The History of the Lottery

The lottery is a form of gambling where participants pay a fee for a chance to win a prize. The prize amount varies depending on how many numbers match. Modern lotteries usually include a number of different types of games, including keno, video poker, and scratch-off tickets. Some states even offer an online version of the game. The lottery’s roots reach back centuries, with references to the casting of lots in both the Bible and Roman history. Today, lotteries are a common way for individuals to try and improve their finances.

In addition to the prize money, most lotteries also charge a small percentage of sales for administrative costs. In the United States, this cost is typically about 5% of total ticket sales. These funds are used to administer the prizes, and they also support a variety of other services, such as education and public safety. The term “lottery” comes from the Dutch word for drawing lots, but it may also have a root in Middle English Loterie, which dates to around 1569.

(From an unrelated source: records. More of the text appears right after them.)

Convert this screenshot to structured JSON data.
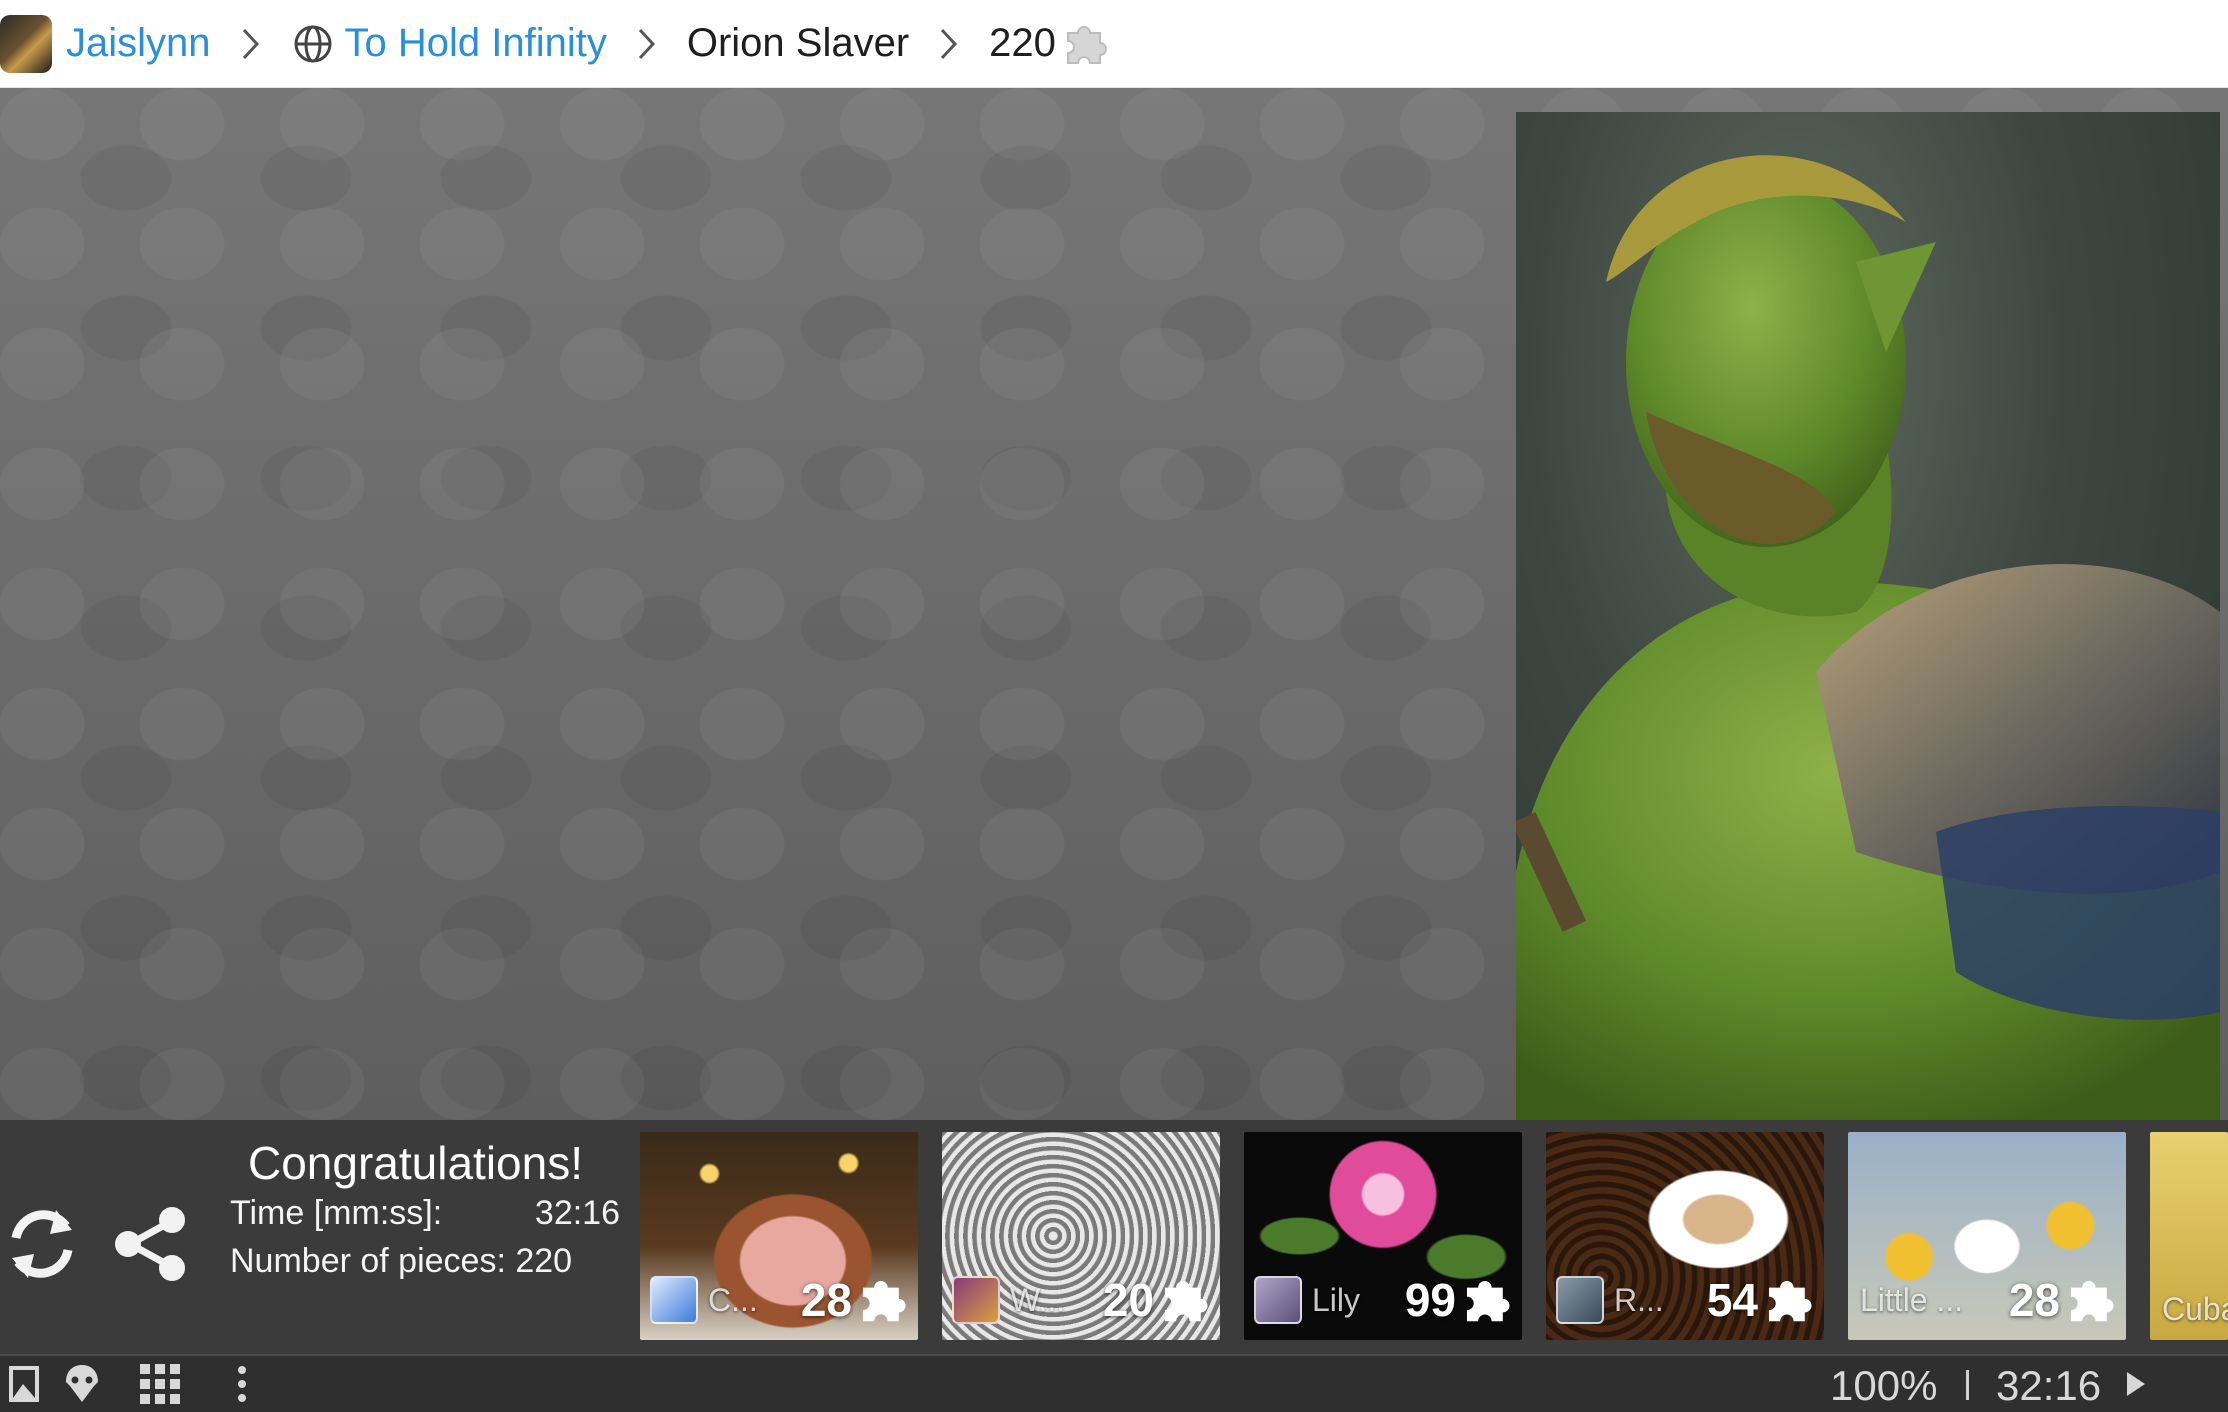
{
  "breadcrumb": {
    "user": "Jaislynn",
    "collection": "To Hold Infinity",
    "puzzle": "Orion Slaver",
    "pieces": "220"
  },
  "congrats": {
    "title": "Congratulations!",
    "time_label": "Time [mm:ss]:",
    "time_value": "32:16",
    "pieces_label": "Number of pieces: 220"
  },
  "thumbnails": [
    {
      "name": "C...",
      "count": "28"
    },
    {
      "name": "W...",
      "count": "20"
    },
    {
      "name": "Lily",
      "count": "99"
    },
    {
      "name": "R...",
      "count": "54"
    },
    {
      "name": "Little ...",
      "count": "28"
    },
    {
      "name": "Cuba",
      "count": ""
    }
  ],
  "statusbar": {
    "zoom": "100%",
    "time": "32:16"
  },
  "colors": {
    "link": "#2a8fd8",
    "board": "#727272",
    "panel": "#3b3b3b",
    "statusbar": "#2f2f2f"
  },
  "icons": [
    "user-avatar",
    "chevron-right-icon",
    "globe-icon",
    "puzzle-piece-icon",
    "refresh-icon",
    "share-icon",
    "preview-image-icon",
    "ghost-icon",
    "grid-icon",
    "more-vertical-icon",
    "play-icon"
  ]
}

Lotteries are a popular form of government-sponsored gambling, but they can be problematic in several ways. First, they can promote gambling in general, which can have negative consequences for the poor and problem gamblers. In addition, state-run lotteries can run at cross-purposes with other governmental functions and are often subject to political pressure to maximize revenue.

Despite these concerns, lottery participation has increased dramatically in recent decades. Its popularity is partly explained by widening economic inequality and a newfound materialism that asserts that anyone can become rich with enough luck or effort. In addition, anti-tax movements led lawmakers to seek alternatives to raising taxes, and the lottery offered a low-risk and low-cost alternative.

Although the casting of lots for decisions and determining fates has an ancient record (including several instances in the Bible), the modern lottery is only about 200 years old, and its early development was controversial. The first lotteries in Europe were organized by Augustus Caesar for municipal repairs and provided prizes of unequal value to all players. By the 17th century, lotteries were widely embraced in Europe, and by the 1840s, they were introduced to America by British colonists.

While lottery games are largely random, it is possible to learn some strategies that can improve your odds of winning. For example, you can study previous winners to see if any patterns emerge. You can also experiment with scratch-off tickets to look for repetitions in the “random” numbers. Additionally, you can use a mathematical technique called expected value to find out how much you should bet in order to have a reasonable chance of winning. This will help you avoid overspending and stay within your budget.